Dead Souls opens at a particularly vulnerable moment in Rebus's perpetually disordered life. He is still mourning the recent death of his friend and mentor, Jack Morton. His daughter Sammy, product of a marriage that has long since ended in divorce, is crippled and confined to a wheelchair, the victim of a hit-and-run driver whose actual target had been Rebus himself. He is drinking more than he should and alienating his superiors, his fellow officers, and his current live-in lover, the aptly named Patience Aitken. These various personal crises form the emotional backdrop against which Rankin skillfully deploys a complex, ultimately interconnected series of criminal investigations.

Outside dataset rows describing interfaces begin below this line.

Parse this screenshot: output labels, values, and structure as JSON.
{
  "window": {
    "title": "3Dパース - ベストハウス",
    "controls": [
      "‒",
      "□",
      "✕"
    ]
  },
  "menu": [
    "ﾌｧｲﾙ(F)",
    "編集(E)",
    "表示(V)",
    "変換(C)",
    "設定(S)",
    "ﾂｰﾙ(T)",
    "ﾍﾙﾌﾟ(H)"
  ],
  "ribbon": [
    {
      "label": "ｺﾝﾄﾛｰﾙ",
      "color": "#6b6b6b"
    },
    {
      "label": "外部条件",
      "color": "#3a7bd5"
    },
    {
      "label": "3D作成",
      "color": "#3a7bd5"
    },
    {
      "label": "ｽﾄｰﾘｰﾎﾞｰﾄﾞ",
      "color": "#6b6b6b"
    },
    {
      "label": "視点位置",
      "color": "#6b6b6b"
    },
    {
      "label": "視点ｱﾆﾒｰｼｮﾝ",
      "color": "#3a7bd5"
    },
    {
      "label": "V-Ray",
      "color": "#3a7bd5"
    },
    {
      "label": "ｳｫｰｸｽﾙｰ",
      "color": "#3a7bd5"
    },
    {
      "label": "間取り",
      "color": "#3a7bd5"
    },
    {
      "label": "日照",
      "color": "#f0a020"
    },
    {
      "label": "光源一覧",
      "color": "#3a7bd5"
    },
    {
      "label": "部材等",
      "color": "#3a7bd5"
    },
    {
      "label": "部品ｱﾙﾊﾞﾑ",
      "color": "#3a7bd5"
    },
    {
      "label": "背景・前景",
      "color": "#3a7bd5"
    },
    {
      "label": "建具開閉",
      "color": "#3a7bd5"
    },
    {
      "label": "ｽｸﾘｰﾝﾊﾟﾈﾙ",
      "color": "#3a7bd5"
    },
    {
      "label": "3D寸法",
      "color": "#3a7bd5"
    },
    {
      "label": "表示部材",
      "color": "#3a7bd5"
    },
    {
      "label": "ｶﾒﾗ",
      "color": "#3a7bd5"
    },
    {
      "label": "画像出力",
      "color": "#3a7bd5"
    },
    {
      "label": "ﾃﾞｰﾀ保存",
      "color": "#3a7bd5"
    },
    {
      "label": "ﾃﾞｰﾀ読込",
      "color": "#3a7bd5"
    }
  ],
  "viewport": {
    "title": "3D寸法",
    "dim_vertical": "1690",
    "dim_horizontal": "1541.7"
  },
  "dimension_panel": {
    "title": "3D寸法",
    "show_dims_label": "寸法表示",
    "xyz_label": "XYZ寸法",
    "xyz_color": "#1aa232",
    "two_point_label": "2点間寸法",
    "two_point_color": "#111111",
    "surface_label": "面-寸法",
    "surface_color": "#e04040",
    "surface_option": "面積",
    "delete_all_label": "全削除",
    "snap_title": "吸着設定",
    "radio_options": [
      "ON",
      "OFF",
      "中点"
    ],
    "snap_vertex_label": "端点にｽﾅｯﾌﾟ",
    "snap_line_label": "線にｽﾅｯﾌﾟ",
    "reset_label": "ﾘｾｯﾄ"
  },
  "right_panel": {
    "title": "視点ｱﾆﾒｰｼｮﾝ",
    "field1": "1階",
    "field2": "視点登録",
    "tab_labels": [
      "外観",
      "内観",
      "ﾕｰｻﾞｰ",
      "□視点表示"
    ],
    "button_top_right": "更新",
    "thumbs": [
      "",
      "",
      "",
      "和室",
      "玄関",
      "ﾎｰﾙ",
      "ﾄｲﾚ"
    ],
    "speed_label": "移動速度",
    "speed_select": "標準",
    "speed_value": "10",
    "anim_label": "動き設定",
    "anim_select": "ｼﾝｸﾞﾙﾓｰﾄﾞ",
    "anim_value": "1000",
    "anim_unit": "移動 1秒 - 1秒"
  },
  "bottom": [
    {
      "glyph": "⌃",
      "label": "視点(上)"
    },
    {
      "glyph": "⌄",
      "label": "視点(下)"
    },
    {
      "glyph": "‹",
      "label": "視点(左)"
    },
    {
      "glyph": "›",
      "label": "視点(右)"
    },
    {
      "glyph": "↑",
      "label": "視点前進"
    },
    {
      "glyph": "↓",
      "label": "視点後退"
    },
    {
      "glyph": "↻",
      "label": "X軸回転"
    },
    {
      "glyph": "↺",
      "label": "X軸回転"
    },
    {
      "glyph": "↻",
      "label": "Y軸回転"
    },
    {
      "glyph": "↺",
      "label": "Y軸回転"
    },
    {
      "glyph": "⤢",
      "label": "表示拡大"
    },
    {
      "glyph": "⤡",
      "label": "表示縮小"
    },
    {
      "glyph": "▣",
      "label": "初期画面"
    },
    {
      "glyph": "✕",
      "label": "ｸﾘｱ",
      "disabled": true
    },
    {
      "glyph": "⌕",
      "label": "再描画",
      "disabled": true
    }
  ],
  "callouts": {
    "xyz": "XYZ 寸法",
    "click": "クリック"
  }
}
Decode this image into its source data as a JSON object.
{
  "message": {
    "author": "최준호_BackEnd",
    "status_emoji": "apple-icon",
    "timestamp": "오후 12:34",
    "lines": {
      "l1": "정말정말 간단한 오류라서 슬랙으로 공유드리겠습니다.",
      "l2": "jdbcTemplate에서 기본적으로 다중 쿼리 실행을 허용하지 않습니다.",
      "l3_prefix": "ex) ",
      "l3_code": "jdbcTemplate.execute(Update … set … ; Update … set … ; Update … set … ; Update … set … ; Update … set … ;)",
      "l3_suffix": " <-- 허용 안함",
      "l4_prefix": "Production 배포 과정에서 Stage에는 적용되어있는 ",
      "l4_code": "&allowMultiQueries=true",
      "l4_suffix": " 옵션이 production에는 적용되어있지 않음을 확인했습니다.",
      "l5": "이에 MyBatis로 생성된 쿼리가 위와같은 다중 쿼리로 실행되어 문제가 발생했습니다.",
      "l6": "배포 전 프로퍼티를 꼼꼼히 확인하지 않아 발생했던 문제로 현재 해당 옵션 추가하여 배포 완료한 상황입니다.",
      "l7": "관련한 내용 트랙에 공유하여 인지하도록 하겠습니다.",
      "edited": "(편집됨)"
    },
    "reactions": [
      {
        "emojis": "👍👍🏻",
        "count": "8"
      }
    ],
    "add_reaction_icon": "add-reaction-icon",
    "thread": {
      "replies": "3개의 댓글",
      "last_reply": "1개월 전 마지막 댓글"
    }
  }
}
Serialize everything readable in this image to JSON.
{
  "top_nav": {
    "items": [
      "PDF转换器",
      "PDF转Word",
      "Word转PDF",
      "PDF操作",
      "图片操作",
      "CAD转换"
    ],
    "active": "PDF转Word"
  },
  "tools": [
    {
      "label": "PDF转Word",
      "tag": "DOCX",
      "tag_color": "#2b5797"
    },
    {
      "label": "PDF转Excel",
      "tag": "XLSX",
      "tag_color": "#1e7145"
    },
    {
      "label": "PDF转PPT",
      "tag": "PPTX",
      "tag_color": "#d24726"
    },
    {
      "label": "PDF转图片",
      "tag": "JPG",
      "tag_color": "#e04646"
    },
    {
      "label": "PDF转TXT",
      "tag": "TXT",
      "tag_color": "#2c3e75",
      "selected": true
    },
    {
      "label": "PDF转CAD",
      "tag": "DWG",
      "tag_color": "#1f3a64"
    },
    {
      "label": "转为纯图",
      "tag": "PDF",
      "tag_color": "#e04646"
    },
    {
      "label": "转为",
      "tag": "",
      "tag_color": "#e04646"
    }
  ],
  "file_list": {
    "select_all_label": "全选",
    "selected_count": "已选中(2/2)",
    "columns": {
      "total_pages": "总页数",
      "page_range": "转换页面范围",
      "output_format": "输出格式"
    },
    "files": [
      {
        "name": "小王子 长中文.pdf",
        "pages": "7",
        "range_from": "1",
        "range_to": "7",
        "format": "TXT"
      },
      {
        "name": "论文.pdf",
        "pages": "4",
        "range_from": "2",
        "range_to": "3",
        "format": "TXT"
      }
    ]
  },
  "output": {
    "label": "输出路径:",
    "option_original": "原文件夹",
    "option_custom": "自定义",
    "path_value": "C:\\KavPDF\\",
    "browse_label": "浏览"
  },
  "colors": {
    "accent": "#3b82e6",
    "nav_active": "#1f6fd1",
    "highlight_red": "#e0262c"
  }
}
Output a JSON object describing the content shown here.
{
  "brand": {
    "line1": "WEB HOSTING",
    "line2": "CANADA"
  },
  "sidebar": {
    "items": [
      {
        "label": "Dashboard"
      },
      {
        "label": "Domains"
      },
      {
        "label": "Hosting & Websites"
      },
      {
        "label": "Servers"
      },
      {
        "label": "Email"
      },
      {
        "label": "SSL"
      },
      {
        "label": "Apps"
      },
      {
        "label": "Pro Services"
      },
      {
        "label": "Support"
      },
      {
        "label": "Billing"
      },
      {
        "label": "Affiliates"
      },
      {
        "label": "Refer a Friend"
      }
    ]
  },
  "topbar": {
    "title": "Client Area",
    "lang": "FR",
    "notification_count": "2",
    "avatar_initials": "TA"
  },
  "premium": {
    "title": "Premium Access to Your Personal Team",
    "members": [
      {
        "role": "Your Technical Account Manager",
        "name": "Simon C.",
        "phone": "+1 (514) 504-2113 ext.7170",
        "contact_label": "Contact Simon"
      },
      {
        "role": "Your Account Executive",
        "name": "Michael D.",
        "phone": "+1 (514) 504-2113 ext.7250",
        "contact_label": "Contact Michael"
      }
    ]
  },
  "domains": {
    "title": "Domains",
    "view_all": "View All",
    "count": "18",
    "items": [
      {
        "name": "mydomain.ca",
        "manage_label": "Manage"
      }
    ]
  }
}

The first of the novel's numerous narrative threads concerns the suicide of an up-and-coming Edinburgh policeman named Jim Margolies, who inexplicably leaps from the top of a local landmark called Salisbury Crag. A second, apparently unrelated thread concerns the fate of a recently released pedophile named Darren Rough. Darren is attempting to live a quiet, anonymous life in an Edinburgh housing project called Greenfield when he is "outed" to a local newspaper by John Rebus. This pointlessly vindictive action inflames the community and results, inevitably, in violence. Darren's presence in Edinburgh is directly connected to another of the novel's central narrative threads: the Shiellion case, a highly publicized affair in which the adult guardians of a church-sponsored children's home stand accused of the long-term, systematic abuse of the children under their care.
All of this is further complicated by two additional factors. In the first of these, Rebus receives a phone call from Janice Mee, a former high school flame whose 19-year-old son has just gone missing. Rebus's subsequent involvement with Janice stirs up long-buried memories and tantalizes him with images of paths he might have taken. The second complication results from the unexpected arrival of Cary Oakes, a convicted serial killer who has just completed a 15-year sentence in the American prison system. Oakes has returned home to Edinburgh to settle some old scores and to engage the locals -- Rebus among them -- in a series of sadistic games. His various manipulations reach into every corner of this complicated book, radically affecting the lives and relationships of many of its central characters.
Dead Souls is neither a simple narrative nor a neatly constructed one. It is, rather, a kitchen sink sort of novel whose many competing story lines interrupt and alternate with one another, crossing and recrossing endlessly as they slowly begin to establish some unforeseen connections. By the same token, Rankin offers relatively little in the way of easy resolutions or traditional narrative closure. By the end of this book, a number of relationships and central plot elements remain unresolved, and justice itself is partially, imperfectly, served. Art, in this case, deliberately imitates life.
Still, Dead Souls does provide its readers with a large number of compensating satisfactions. It is a dark, often powerful narrative that brings a corner of contemporary Scotland to vivid life, offering us a gallery of closely observed characters from all across the social and economic spectrum. Its central figure, John Rebus, is sometimes admirable, sometimes callous and cruel. But he is always believable, always recognizably human.
In addition, Rankin has much to say about the long-term effects of abuse, sexual and otherwise; about the peculiar pathology of the criminal mind; about the universal fragility of human relationships; and about the gradual, painful poisoning of the individual spirit. Dead Souls is an honest, deeply felt novel with a great deal of cumulative power. It is well worth your time and attention and comes highly recommended to anyone with an interest in ambitious, wide-ranging crime fiction that tests the limits of the form.